Introducing The Quarantine Tapes Argentina
Hosted by Paul Holdengräber, The Quarantine Tapes chronicles shifting paradigms in the age of social distancing. Each day, Paul calls a guest for a brief discussion about how they are experiencing the global pandemic.
The Argentine edition, presented by journalist Sergio Cohen, highlights guests from Latin America and Spanish-speaking communities around the world.
In the first episode of The Quarantine Tapes Argentina, Sergio Cohen talks with María Kodama about the impact that quarantine had on her daily life and how she carried out her work. Anecdotes abound in this rich conversation, revealing little-known aspects about María. And of course, the talk glides into Kodama’s love for her late husband, Jorge Luis Borges.
María also talks about the value of freedom, democracies in South America, and how her father influenced how she thinks of existence, reincarnation, absences of loved ones, and the ghosts that inhabit us.
From the episode:
María Kodama: When I was a kid I played war with my friends at the park. One day, I was about five or six years old, a police officer came and told me, “Your army has been defeated. You are our prisoner. Let’s go to prison.” And I responded, “Kill me first!” The kids, in a desperate state, told me, “No Maria, this is not the game,” thinking I was really going to be killed. … Now this came to my mind why? Because Borges said that I was “the first prisoner of freedom,” and that in order to be free, I would let him fall as well.

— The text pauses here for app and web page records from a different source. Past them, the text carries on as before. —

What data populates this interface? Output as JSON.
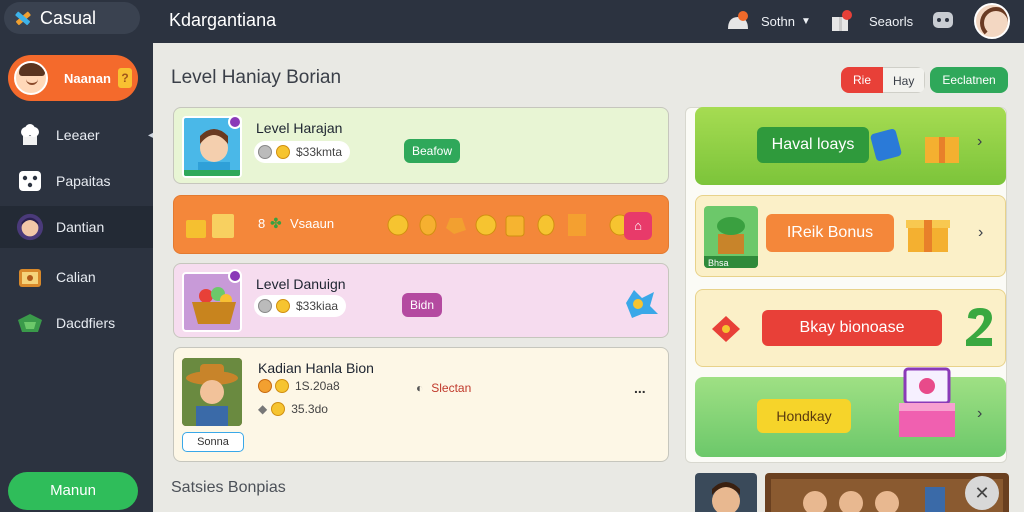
{
  "app": {
    "brand": "Casual",
    "page_title": "Kdargantiana"
  },
  "sidebar": {
    "profile_name": "Naanan",
    "profile_badge": "?",
    "items": [
      {
        "label": "Leeaer",
        "icon": "chef-hat-icon"
      },
      {
        "label": "Papaitas",
        "icon": "dice-icon"
      },
      {
        "label": "Dantian",
        "icon": "avatar-icon"
      },
      {
        "label": "Calian",
        "icon": "treasure-box-icon"
      },
      {
        "label": "Dacdfiers",
        "icon": "gift-icon"
      }
    ],
    "main_button": "Manun"
  },
  "topbar": {
    "item1": "Sothn",
    "item2": "Seaorls"
  },
  "main": {
    "section_title": "Level Haniay Borian",
    "segment": {
      "a": "Rie",
      "b": "Hay"
    },
    "green_button": "Eeclatnen",
    "section2_title": "Satsies Bonpias",
    "cards": [
      {
        "title": "Level Harajan",
        "stat": "$33kmta",
        "action": "Beafow"
      },
      {
        "currency": "8",
        "code": "Vsaaun"
      },
      {
        "title": "Level Danuign",
        "stat": "$33kiaa",
        "action": "Bidn"
      },
      {
        "title": "Kadian Hanla Bion",
        "stat1": "1S.20a8",
        "stat2": "35.3do",
        "tag": "Slectan",
        "label": "Sonna",
        "more": "..."
      }
    ],
    "right_cards": [
      {
        "label": "Haval loays"
      },
      {
        "label": "IReik Bonus",
        "thumb_label": "Bhsa"
      },
      {
        "label": "Bkay bionoase"
      },
      {
        "label": "Hondkay"
      }
    ]
  },
  "colors": {
    "sidebar": "#2c3340",
    "accent_orange": "#f46a2c",
    "accent_green": "#2fbd5a",
    "card_green": "#e8f5d4",
    "card_orange": "#f4873a",
    "card_pink": "#f6dcef",
    "card_cream": "#fdf7e6"
  }
}
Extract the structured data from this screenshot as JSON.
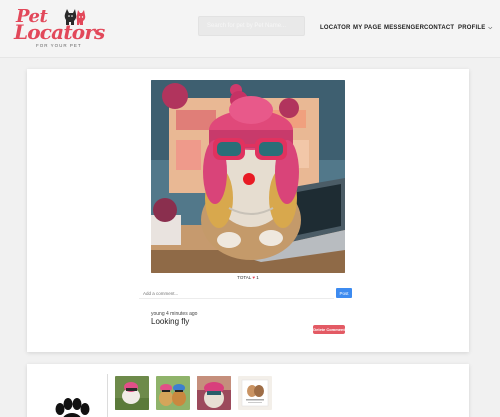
{
  "header": {
    "logo": {
      "title_line1": "Pet",
      "title_line2": "Locators",
      "tagline": "FOR YOUR PET"
    },
    "search": {
      "placeholder": "Search for pet by Pet Name..."
    },
    "nav": [
      {
        "label": "LOCATOR"
      },
      {
        "label": "MY PAGE"
      },
      {
        "label": "MESSENGER"
      },
      {
        "label": "CONTACT"
      },
      {
        "label": "PROFILE"
      }
    ]
  },
  "post": {
    "image_alt": "Dog wearing pink hat and sunglasses at a laptop",
    "likes_label": "TOTAL",
    "likes_count": "1",
    "comment_placeholder": "Add a comment...",
    "post_button": "Post",
    "comments": [
      {
        "author": "young",
        "time": "4 minutes ago",
        "text": "Looking fly"
      }
    ],
    "delete_button": "Delete Comment"
  },
  "profile": {
    "thumbnails": [
      {
        "name": "thumb-1"
      },
      {
        "name": "thumb-2"
      },
      {
        "name": "thumb-3"
      },
      {
        "name": "thumb-4"
      }
    ]
  },
  "colors": {
    "brand": "#e2485a",
    "post_button": "#3d8bf0",
    "delete_button": "#e35a64"
  }
}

To listen to the episode, as well as the whole archive of The Quarantine Tapes, subscribe and listen on iTunes or wherever else you find your favorite podcasts.